TASK PROMPT:
Where does the string "Панель" appear in the records? Copy each line that holds it.
[[ SOURCE MATERIAL open ]]
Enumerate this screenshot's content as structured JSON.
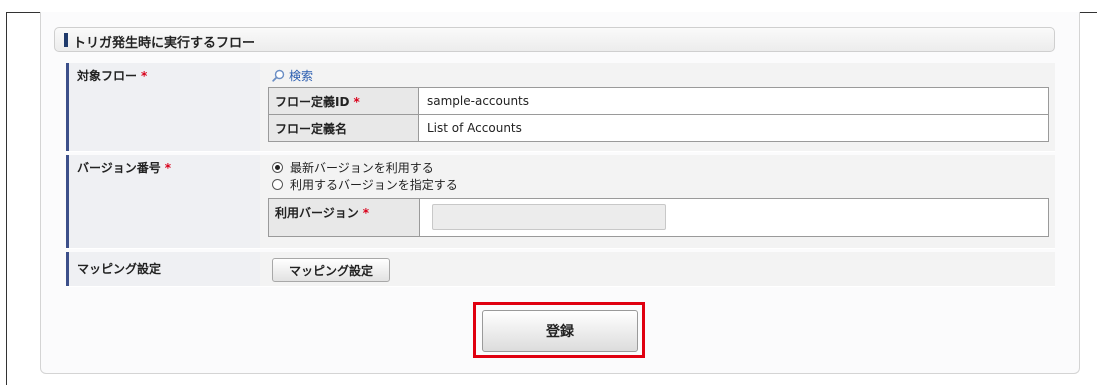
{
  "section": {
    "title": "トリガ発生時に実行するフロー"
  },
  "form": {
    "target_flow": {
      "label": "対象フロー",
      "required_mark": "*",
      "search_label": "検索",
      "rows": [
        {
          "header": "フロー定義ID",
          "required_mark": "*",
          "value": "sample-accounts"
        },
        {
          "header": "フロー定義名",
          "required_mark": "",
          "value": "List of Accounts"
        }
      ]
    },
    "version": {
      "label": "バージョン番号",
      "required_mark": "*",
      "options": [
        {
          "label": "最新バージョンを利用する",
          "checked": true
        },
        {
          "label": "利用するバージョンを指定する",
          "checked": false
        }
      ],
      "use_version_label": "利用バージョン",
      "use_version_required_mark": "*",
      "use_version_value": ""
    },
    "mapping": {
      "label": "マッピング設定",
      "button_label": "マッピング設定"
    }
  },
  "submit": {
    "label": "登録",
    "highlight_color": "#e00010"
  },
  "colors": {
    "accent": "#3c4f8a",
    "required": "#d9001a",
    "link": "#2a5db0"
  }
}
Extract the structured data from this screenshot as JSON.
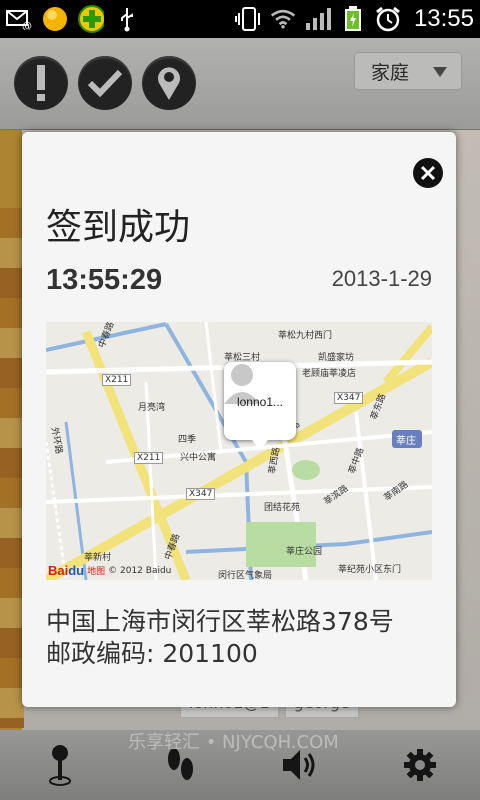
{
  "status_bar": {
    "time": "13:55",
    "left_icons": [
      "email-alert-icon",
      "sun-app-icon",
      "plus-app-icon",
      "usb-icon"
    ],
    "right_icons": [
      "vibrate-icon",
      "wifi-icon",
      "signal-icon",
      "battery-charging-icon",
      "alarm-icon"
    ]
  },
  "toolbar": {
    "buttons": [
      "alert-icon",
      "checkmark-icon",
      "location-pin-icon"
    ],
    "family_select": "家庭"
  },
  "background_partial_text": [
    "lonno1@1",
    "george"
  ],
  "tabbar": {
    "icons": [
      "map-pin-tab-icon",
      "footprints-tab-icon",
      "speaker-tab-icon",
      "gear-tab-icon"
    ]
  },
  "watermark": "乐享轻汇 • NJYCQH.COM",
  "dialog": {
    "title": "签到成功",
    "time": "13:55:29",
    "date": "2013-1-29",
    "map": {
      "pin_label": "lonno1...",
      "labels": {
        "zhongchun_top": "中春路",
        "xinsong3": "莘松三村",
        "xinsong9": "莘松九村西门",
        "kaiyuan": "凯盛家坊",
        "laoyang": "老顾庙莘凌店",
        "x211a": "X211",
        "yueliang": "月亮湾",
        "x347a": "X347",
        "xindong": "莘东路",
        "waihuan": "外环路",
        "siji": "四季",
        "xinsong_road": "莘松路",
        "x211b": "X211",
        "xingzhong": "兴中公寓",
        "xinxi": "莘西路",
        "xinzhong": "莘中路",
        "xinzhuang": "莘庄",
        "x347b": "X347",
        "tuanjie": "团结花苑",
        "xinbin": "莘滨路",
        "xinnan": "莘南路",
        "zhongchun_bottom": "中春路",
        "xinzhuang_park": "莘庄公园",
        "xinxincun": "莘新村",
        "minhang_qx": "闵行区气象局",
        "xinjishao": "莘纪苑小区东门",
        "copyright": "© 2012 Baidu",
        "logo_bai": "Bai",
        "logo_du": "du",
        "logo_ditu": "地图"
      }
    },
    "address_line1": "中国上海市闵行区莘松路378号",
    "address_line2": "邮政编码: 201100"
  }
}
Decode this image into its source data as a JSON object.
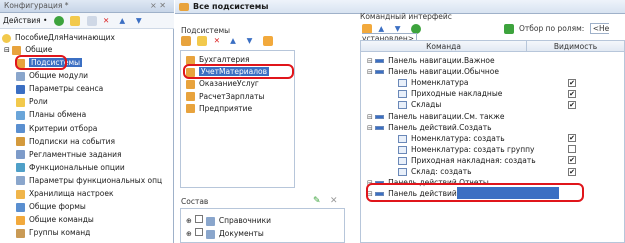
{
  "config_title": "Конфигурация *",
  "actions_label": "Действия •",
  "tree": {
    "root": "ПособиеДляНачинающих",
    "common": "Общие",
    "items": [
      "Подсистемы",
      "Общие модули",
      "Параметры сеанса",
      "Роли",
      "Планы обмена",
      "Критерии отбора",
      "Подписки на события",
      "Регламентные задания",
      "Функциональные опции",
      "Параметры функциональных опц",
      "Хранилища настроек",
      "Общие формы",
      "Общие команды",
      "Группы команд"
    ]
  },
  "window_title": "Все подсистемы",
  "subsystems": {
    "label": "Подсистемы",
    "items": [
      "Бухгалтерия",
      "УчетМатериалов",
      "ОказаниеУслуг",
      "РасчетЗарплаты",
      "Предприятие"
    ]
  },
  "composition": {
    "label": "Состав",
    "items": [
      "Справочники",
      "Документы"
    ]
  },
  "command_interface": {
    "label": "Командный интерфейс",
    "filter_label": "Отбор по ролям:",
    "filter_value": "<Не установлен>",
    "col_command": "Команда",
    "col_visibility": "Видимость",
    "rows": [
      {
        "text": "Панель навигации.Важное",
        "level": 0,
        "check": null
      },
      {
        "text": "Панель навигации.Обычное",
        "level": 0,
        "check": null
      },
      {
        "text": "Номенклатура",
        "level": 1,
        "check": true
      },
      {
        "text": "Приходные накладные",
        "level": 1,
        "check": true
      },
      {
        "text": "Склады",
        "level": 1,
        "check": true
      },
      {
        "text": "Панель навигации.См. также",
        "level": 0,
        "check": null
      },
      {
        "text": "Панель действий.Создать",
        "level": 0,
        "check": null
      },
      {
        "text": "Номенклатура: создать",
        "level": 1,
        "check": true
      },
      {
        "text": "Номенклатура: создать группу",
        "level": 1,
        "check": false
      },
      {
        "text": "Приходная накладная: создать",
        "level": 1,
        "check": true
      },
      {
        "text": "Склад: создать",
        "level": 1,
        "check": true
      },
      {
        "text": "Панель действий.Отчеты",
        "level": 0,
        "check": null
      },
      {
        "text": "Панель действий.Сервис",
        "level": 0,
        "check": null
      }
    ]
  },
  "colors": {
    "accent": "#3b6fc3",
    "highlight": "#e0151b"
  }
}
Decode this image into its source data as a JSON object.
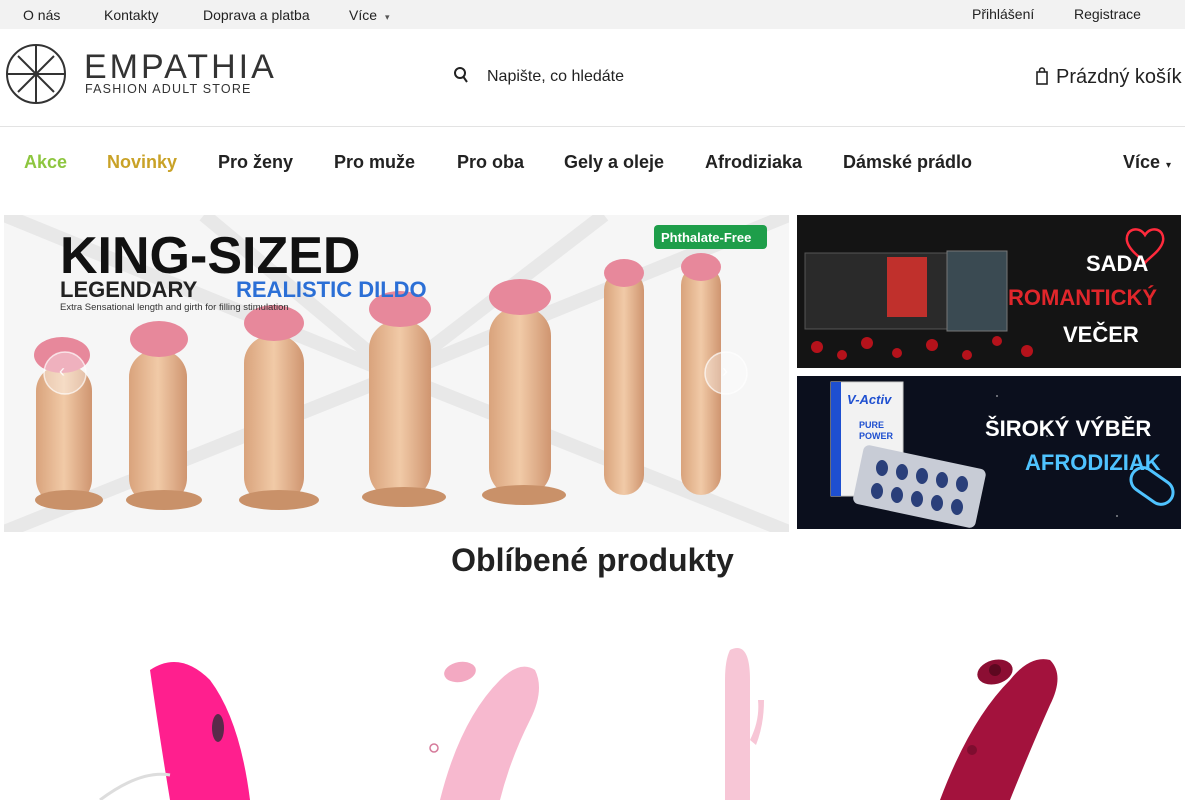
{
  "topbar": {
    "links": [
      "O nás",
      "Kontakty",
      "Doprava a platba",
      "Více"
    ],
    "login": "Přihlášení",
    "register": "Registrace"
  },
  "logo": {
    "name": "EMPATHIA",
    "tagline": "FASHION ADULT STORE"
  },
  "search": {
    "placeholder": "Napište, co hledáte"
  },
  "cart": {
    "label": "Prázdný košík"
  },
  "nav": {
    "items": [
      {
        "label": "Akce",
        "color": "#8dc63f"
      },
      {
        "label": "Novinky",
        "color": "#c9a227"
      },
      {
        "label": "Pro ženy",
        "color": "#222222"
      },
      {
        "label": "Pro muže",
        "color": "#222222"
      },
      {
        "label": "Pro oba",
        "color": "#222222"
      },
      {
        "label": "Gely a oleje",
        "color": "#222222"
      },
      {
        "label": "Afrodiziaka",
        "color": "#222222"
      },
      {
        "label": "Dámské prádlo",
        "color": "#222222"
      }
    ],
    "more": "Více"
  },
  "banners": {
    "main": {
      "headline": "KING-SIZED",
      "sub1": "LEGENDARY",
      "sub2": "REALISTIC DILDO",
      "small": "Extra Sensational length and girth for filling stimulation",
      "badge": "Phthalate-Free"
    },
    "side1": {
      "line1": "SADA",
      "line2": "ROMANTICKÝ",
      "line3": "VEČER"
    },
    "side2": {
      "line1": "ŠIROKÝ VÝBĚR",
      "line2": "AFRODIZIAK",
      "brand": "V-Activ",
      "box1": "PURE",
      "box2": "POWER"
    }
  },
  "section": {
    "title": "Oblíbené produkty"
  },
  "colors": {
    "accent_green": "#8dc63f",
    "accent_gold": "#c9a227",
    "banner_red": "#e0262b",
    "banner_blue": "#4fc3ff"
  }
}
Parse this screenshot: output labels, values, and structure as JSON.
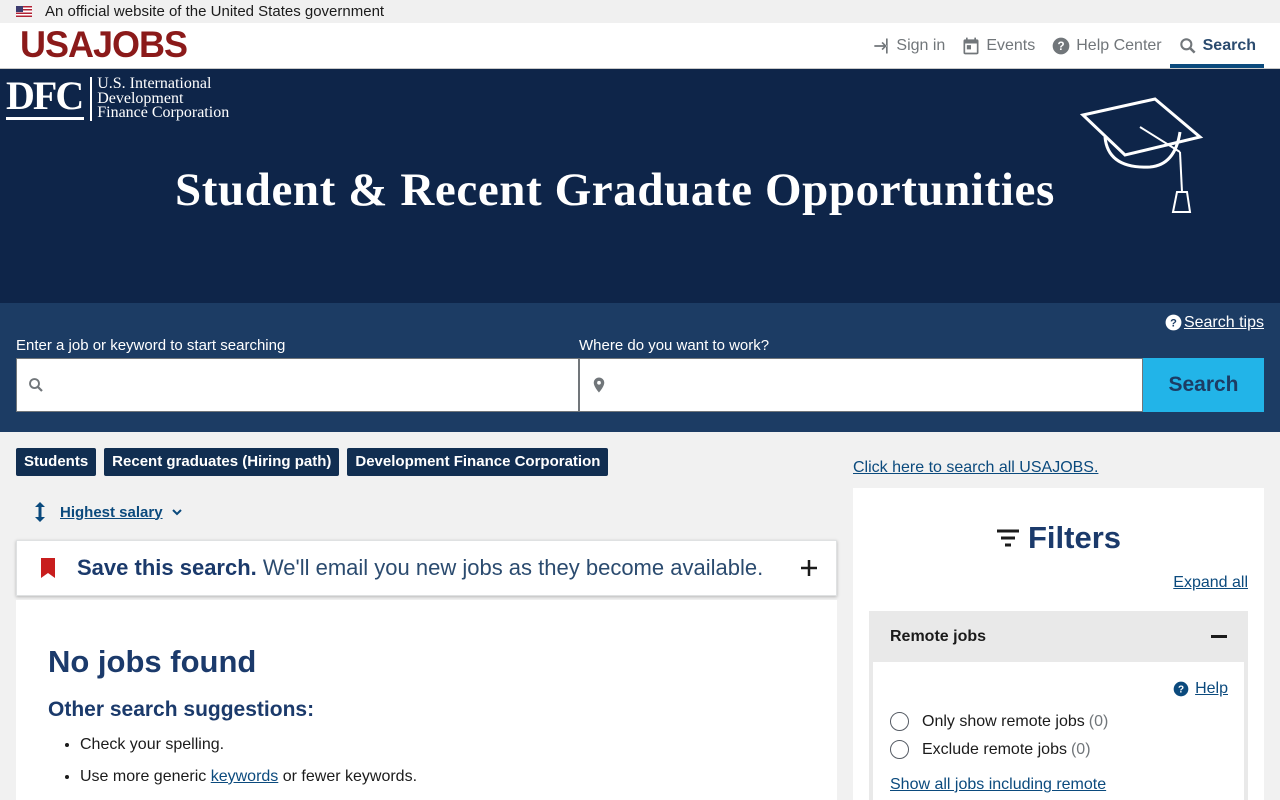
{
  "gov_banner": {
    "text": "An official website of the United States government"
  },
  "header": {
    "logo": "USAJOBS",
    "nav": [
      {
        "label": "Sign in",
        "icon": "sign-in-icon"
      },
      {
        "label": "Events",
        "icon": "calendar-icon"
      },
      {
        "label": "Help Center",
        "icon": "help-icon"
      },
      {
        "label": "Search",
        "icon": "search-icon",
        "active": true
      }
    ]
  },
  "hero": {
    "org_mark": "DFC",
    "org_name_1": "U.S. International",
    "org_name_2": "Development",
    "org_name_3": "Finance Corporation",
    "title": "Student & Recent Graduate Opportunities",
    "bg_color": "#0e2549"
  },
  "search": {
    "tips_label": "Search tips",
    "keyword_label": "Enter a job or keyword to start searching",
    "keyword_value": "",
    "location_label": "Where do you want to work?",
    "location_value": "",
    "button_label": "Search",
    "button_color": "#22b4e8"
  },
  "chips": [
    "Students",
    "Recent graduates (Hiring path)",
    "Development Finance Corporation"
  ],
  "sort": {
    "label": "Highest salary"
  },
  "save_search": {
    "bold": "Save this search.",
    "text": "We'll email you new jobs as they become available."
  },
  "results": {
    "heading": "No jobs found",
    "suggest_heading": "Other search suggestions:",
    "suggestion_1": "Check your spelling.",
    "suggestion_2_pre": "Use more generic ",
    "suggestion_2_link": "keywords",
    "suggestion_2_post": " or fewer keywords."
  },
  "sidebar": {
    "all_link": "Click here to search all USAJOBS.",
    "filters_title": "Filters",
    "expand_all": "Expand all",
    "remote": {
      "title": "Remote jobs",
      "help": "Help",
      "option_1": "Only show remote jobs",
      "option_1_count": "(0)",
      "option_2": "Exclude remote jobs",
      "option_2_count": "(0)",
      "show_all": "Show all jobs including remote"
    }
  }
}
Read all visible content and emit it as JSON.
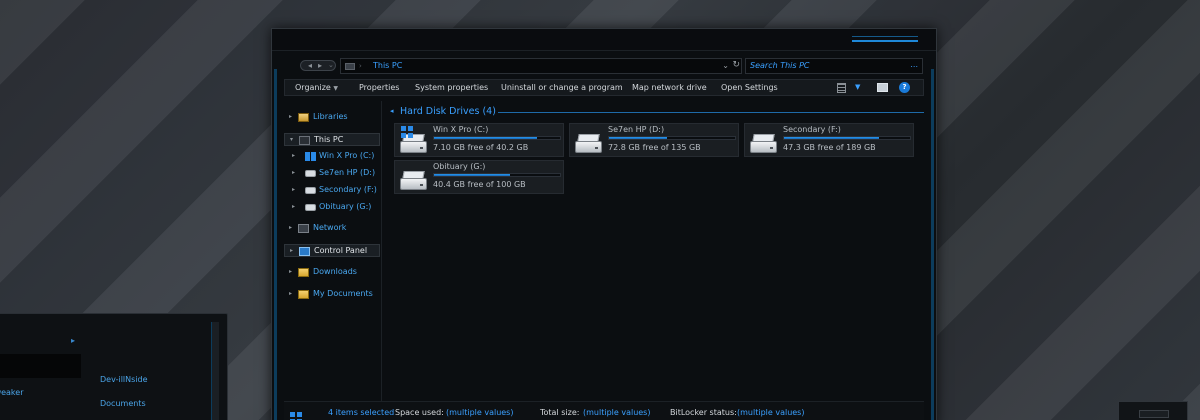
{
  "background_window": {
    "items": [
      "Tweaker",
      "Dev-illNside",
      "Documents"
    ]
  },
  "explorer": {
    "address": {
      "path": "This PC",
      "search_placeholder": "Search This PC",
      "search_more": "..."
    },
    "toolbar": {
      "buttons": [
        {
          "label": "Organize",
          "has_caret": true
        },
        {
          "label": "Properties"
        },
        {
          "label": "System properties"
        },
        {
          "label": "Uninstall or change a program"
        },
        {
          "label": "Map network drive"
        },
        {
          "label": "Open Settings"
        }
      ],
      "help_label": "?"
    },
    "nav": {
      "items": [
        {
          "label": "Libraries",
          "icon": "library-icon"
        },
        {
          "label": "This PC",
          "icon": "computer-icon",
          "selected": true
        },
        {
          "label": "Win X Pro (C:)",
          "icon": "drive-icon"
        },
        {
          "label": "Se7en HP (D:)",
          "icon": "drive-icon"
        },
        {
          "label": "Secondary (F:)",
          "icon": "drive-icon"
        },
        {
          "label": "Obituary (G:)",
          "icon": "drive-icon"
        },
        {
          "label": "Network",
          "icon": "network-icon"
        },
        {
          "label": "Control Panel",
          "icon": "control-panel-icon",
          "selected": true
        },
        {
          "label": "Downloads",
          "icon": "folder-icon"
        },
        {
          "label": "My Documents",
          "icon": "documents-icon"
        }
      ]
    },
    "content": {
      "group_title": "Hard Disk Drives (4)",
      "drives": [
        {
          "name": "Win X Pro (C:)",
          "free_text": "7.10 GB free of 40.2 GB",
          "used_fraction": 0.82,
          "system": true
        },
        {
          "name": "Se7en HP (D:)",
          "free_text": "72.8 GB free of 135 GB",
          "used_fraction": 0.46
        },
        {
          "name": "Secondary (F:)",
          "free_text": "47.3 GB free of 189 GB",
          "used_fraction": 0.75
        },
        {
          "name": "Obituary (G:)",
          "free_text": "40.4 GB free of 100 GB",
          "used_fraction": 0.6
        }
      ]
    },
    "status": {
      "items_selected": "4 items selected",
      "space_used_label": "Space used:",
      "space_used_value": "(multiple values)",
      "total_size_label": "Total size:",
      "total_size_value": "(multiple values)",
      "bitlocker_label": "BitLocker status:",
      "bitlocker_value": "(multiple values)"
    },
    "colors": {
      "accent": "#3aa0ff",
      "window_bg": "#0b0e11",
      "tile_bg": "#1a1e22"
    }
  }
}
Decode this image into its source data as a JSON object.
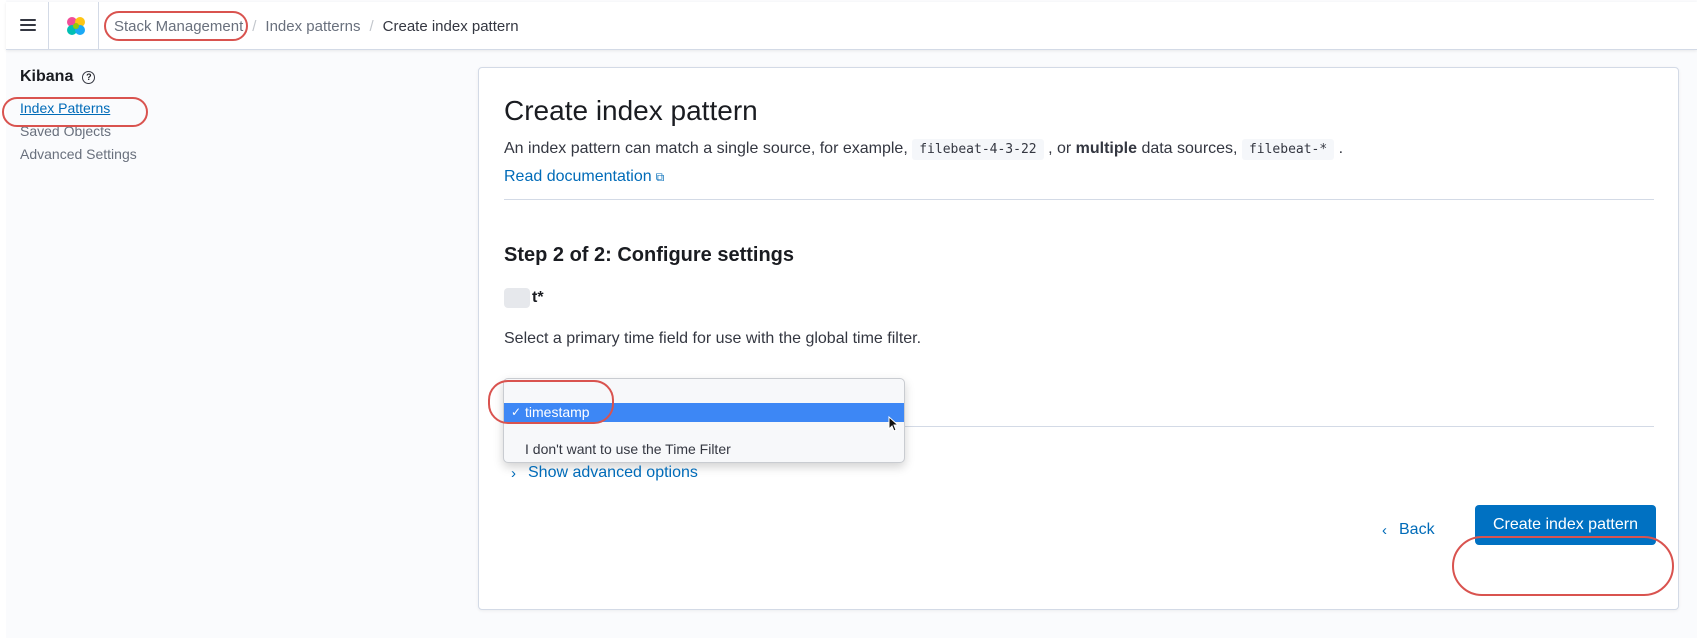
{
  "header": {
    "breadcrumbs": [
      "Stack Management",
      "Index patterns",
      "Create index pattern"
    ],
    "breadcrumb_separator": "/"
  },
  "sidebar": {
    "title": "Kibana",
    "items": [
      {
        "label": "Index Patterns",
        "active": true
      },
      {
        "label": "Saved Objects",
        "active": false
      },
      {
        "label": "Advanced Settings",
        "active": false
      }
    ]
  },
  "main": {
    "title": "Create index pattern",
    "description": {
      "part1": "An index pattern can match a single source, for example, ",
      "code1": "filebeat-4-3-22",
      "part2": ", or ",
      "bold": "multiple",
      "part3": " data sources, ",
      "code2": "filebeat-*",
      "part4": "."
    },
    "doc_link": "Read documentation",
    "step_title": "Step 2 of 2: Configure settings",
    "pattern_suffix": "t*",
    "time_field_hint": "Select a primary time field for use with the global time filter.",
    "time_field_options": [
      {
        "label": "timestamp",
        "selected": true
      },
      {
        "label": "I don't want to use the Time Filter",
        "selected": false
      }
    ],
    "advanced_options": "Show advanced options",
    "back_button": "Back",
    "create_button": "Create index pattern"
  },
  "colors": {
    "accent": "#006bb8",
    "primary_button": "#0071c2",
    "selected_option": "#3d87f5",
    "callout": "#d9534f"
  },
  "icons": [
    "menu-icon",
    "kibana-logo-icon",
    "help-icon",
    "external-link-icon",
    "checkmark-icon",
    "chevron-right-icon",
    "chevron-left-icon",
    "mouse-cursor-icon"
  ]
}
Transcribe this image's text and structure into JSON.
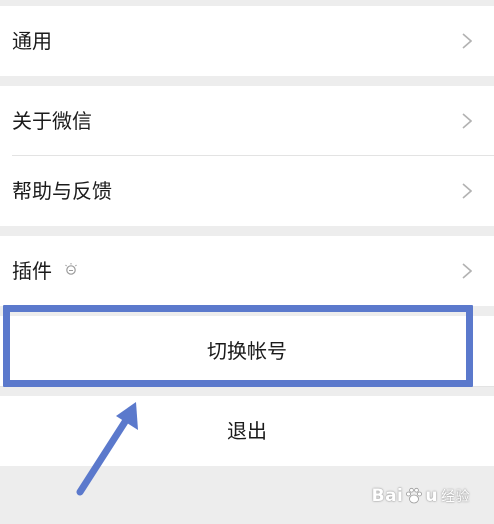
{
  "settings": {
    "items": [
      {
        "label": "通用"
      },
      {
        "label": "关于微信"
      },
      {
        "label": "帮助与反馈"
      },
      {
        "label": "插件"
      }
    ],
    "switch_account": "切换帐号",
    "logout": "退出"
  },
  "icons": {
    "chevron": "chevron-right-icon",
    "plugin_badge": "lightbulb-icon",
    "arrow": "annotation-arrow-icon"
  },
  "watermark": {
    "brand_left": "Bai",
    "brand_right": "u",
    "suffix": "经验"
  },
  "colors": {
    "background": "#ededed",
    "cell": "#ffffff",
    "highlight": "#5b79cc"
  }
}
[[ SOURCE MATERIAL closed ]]
EXERCISE SOLUTION:
        "text": "Панель навигации.Важное",
        "text": "Панель навигации.Обычное",
        "text": "Панель навигации.См. также",
        "text": "Панель действий.Создать",
        "text": "Панель действий.Отчеты",
        "text": "Панель действий.Сервис",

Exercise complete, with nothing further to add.